> What the task requires:
Copy each line below in which the word "name" occurs.
**** Extracted entries
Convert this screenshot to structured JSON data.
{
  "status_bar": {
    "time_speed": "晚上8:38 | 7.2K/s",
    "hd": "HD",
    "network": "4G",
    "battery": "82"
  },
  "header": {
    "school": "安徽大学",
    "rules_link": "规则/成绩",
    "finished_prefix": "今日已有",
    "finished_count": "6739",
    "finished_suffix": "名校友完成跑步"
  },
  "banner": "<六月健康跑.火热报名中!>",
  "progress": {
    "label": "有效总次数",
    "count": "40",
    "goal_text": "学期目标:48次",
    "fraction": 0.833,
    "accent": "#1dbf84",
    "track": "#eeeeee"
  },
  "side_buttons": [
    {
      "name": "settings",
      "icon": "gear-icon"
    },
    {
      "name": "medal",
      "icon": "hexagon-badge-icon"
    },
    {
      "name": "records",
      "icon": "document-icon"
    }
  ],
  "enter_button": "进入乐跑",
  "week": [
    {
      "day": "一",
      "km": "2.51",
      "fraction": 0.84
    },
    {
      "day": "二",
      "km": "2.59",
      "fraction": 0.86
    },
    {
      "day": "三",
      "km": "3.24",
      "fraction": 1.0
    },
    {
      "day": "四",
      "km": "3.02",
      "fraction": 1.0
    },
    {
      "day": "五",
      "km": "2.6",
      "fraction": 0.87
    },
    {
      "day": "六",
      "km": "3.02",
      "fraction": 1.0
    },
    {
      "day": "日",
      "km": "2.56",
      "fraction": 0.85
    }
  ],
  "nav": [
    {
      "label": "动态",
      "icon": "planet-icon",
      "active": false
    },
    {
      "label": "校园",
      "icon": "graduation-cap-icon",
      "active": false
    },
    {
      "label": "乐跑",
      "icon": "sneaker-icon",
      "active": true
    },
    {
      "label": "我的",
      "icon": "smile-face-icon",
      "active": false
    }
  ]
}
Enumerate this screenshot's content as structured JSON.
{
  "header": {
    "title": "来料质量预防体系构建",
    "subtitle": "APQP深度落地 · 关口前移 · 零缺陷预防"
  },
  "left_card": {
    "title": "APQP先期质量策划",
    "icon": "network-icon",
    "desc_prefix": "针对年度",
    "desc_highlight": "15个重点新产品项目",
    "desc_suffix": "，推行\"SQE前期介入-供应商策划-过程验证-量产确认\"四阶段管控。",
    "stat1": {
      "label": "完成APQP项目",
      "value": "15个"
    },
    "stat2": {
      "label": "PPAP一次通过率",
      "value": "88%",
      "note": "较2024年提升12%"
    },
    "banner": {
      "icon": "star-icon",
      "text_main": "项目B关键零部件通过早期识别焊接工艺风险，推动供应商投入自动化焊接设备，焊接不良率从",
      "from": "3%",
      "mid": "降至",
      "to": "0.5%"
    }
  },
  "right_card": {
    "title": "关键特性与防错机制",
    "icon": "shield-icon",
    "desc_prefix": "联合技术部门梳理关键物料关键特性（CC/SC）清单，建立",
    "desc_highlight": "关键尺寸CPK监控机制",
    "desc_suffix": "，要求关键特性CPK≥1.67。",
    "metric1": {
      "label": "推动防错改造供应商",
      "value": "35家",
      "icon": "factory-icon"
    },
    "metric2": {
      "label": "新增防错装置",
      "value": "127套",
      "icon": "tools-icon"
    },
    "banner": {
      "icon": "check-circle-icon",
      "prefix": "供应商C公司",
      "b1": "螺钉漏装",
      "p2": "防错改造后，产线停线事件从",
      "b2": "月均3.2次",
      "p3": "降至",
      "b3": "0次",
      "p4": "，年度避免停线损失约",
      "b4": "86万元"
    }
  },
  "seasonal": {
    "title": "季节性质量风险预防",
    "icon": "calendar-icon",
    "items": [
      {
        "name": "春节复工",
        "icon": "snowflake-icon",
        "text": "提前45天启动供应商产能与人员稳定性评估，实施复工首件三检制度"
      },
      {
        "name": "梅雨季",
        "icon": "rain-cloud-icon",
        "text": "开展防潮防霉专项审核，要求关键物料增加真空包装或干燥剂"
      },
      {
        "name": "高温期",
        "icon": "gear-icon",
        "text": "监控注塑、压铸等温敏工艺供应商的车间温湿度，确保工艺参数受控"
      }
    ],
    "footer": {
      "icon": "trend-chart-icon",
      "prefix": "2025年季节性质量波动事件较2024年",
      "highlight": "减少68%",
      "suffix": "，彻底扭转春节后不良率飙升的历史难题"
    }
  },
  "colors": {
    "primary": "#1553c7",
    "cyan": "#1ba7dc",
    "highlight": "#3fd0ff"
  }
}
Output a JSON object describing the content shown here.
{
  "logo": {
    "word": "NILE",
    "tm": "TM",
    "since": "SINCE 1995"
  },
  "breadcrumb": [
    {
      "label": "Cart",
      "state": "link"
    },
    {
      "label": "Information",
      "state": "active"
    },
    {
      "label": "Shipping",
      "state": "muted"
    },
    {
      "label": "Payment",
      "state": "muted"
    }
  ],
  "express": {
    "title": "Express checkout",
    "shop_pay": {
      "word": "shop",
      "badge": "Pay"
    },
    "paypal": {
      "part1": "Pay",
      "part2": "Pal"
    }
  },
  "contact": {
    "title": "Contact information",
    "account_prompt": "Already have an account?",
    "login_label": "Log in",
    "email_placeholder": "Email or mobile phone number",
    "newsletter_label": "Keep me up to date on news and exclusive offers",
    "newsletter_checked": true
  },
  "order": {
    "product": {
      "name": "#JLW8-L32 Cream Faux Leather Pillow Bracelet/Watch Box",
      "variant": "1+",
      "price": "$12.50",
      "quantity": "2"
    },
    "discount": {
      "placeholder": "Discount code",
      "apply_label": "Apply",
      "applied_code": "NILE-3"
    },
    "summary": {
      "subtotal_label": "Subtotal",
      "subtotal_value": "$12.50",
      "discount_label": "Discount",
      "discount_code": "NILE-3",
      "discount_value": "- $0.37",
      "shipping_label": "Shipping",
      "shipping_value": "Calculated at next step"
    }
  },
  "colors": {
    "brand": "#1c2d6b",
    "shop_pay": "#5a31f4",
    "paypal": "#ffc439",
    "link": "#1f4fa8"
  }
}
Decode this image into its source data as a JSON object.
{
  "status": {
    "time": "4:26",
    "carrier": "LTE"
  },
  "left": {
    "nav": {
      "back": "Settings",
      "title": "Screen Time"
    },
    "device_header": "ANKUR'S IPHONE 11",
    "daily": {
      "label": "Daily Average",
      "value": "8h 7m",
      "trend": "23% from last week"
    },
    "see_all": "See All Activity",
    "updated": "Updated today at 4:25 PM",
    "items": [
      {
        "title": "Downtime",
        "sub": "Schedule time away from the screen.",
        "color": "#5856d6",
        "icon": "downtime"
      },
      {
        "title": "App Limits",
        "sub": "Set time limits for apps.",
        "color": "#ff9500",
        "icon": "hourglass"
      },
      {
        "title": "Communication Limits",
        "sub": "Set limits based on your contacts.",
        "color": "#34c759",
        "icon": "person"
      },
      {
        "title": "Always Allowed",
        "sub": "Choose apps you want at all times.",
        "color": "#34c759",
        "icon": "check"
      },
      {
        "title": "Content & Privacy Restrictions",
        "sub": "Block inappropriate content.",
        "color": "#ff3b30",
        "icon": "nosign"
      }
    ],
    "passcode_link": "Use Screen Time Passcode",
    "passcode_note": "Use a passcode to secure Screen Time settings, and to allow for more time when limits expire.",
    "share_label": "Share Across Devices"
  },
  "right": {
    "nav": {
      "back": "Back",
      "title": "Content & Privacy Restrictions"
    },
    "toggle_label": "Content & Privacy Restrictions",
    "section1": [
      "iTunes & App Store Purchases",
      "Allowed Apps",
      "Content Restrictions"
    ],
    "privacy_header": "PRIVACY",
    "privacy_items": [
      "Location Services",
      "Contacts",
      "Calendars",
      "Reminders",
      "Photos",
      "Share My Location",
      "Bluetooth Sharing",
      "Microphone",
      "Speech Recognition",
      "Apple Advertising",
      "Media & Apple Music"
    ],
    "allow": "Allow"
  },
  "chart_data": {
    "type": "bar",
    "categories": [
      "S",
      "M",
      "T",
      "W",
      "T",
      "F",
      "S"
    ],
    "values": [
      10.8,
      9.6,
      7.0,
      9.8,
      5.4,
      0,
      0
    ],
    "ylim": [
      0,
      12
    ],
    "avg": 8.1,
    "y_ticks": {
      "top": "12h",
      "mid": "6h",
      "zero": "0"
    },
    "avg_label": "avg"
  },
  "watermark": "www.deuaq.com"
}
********
> Response:
      "name": "settings",
      "name": "medal",
      "name": "records",
        "name": "春节复工",
        "name": "梅雨季",
        "name": "高温期",
      "name": "#JLW8-L32 Cream Faux Leather Pillow Bracelet/Watch Box",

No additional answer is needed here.